Not far from the rakugo clock I found a rakugo barber shop. From the outside one can hardly tell that inside the owner always has rakugo running on cassette tapes, CDs, VHS tapes or DVDs. I went inside to ask him about this and he said he’s been playing rakugo for customers for a number of years. Of course, he loves rakugo too. He prefers Tokyo rakugo, but also has a some Kamigata hanashika media on hand.

Since I collect books on rakugo, I spent a couple days browsing the famous Kanda used-book mall, which is spread out over several blocks. I had a great time and found a lot of great books, all at reasonable prices. In the back of one shop, I discovered a rakugo cafe, which has it’s own rakugo kôza for hosting small-scale rakugo shows on Tuesdays. Unfortunately, the cafe was closed the day I was passing through. Still, from the outside I could tell that the owner must be a huge rakugo fan. In addition to the kôza, there were about a hundred tenugui tacked to the ceiling, and numerous publications on rakugo available for browsing. I’ll have to go back next time to see if there is any rakugo food on the menu.

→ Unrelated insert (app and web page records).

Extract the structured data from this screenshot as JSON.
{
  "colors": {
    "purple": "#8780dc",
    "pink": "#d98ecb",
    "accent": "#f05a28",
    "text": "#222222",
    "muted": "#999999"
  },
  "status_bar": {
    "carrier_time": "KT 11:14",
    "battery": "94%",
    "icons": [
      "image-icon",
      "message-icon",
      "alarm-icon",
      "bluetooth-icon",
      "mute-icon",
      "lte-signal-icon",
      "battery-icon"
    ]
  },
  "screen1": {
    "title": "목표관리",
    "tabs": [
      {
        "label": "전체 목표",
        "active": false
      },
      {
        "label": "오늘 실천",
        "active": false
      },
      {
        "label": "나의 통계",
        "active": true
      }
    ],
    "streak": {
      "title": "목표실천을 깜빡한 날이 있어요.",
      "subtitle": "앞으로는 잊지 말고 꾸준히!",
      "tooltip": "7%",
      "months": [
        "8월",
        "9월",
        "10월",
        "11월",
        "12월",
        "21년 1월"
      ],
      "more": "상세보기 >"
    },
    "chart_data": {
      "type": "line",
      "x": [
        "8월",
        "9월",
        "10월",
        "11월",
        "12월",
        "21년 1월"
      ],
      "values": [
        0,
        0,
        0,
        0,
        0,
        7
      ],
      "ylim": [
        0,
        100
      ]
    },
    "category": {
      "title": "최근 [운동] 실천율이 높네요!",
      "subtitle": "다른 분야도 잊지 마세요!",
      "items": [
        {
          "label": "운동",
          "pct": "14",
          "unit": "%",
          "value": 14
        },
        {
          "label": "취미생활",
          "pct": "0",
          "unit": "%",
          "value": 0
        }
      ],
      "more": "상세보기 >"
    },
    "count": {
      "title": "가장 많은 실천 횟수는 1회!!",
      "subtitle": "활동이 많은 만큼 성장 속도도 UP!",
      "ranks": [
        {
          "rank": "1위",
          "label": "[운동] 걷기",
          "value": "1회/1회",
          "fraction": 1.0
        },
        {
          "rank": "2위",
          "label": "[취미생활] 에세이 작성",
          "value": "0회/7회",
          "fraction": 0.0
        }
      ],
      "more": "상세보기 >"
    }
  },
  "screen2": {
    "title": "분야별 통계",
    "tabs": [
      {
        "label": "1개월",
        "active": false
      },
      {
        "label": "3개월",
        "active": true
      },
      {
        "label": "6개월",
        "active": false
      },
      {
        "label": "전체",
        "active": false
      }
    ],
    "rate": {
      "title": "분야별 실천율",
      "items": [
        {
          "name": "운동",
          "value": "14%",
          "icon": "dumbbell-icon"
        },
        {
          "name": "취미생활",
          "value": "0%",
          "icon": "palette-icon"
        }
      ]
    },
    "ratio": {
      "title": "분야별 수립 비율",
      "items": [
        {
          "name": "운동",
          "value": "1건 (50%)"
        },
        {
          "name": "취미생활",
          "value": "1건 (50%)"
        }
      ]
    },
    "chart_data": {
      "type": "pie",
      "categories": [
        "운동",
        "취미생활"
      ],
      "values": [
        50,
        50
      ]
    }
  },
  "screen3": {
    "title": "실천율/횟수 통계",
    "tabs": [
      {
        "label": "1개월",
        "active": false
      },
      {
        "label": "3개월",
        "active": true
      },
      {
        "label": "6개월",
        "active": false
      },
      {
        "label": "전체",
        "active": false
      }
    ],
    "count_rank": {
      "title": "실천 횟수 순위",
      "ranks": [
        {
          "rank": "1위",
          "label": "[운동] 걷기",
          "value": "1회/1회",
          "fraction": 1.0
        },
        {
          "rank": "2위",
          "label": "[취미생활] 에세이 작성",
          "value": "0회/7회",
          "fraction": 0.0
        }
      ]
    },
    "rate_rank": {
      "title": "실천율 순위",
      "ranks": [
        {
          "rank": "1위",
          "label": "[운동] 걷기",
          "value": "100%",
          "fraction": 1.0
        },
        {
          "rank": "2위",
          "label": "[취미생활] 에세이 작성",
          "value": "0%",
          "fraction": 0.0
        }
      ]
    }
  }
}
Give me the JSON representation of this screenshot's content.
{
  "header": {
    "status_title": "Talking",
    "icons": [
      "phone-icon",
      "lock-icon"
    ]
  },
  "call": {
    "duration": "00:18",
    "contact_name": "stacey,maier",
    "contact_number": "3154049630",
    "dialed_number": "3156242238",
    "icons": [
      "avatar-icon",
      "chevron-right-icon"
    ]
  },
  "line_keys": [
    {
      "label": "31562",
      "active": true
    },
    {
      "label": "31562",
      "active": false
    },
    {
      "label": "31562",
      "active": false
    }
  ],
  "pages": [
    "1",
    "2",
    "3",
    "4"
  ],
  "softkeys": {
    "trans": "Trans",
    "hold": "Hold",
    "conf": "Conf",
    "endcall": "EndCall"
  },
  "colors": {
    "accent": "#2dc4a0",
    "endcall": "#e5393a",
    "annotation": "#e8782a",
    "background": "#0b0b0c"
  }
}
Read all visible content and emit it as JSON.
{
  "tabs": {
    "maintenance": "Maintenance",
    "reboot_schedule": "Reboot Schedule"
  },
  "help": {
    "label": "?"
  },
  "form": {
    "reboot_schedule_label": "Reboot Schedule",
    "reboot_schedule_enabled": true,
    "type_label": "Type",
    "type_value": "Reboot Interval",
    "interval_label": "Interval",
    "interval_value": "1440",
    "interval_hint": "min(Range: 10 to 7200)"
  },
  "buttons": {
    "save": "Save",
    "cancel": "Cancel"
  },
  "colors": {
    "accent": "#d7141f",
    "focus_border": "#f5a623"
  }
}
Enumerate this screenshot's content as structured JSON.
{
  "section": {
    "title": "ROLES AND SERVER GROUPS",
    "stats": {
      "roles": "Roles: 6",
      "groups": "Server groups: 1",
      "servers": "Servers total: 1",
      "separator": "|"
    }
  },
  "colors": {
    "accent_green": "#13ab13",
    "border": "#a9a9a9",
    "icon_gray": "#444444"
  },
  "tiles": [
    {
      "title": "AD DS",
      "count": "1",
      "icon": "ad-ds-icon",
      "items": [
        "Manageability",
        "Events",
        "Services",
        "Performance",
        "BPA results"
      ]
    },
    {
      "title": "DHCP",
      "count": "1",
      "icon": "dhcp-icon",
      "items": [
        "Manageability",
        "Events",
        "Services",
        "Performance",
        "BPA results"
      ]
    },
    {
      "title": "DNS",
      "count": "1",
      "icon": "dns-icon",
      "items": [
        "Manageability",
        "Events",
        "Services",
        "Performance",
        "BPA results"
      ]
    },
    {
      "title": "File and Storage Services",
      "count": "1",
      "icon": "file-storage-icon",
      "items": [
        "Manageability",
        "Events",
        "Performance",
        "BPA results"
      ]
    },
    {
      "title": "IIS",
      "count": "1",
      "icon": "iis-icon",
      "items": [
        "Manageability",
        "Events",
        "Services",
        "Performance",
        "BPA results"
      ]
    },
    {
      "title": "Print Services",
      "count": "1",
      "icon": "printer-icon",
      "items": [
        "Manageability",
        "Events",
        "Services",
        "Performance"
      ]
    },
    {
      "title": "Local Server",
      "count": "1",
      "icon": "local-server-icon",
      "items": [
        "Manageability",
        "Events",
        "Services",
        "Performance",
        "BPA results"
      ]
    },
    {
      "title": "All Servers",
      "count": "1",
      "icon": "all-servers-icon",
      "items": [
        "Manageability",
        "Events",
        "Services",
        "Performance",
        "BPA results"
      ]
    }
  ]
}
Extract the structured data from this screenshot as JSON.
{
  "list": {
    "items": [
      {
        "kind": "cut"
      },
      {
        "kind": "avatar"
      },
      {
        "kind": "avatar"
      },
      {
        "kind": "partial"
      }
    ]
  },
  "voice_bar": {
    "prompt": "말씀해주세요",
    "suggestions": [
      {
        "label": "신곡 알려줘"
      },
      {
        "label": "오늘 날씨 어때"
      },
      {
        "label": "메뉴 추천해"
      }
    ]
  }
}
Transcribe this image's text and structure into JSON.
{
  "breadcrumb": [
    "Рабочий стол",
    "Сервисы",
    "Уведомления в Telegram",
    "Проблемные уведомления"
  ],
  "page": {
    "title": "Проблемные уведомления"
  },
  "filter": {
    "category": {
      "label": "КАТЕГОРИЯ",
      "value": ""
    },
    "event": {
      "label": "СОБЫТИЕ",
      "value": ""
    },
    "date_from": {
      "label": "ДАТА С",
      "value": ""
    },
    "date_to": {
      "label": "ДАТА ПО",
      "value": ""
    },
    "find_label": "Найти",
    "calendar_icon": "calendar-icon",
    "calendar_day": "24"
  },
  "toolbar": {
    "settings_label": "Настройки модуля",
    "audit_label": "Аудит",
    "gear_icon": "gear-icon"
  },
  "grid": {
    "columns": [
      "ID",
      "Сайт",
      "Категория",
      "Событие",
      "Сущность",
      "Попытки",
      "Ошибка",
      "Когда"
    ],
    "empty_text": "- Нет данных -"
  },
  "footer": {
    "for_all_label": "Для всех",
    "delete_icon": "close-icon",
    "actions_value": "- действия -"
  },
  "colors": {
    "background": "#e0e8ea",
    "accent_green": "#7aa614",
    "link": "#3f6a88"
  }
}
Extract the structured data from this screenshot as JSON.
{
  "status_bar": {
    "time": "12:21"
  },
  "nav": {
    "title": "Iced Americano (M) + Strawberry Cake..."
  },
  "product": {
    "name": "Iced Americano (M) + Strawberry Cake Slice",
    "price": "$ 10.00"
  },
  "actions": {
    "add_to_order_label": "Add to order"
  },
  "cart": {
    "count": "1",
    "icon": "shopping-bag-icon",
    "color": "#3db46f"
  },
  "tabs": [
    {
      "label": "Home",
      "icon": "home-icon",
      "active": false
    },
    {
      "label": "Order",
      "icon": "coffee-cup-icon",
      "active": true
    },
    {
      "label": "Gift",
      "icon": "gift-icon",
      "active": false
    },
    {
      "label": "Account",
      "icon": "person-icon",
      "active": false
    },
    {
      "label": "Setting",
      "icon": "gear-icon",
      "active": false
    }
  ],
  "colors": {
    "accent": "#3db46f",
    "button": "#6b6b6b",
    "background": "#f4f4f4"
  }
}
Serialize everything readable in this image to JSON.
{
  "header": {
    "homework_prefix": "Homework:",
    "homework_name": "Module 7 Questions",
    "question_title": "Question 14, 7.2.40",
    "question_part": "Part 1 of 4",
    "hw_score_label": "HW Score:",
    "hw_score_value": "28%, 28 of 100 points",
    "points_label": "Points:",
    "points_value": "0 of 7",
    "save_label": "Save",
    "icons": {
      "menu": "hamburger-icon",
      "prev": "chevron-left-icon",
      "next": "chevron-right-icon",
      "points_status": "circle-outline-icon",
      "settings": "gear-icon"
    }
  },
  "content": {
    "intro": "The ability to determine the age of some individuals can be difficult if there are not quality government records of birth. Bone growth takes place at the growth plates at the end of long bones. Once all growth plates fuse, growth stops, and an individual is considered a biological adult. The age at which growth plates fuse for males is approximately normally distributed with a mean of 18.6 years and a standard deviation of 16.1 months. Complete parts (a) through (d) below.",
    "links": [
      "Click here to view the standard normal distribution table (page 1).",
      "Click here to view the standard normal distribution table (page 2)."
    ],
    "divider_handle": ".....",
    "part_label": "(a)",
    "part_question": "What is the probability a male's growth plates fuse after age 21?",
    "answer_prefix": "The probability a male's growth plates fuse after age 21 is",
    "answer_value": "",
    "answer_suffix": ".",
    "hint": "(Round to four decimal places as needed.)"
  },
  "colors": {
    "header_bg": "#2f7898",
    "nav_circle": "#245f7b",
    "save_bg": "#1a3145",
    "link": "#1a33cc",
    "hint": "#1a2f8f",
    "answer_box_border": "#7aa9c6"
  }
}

Finally, in one used-book store that specializes in rakugo books (and, interestingly, Christian books), I was given a copy of Tokyo kawaraban, a monthly that has promoted and reviewed rakugo in Tokyo since July of 1977. The June 2011 issue has 118 pages and is filled with interesting essays, interviews, pictures, show listings, reviews, etc. Truly, this is a fabulous resource for Tokyo rakugo fans and first-timers alike.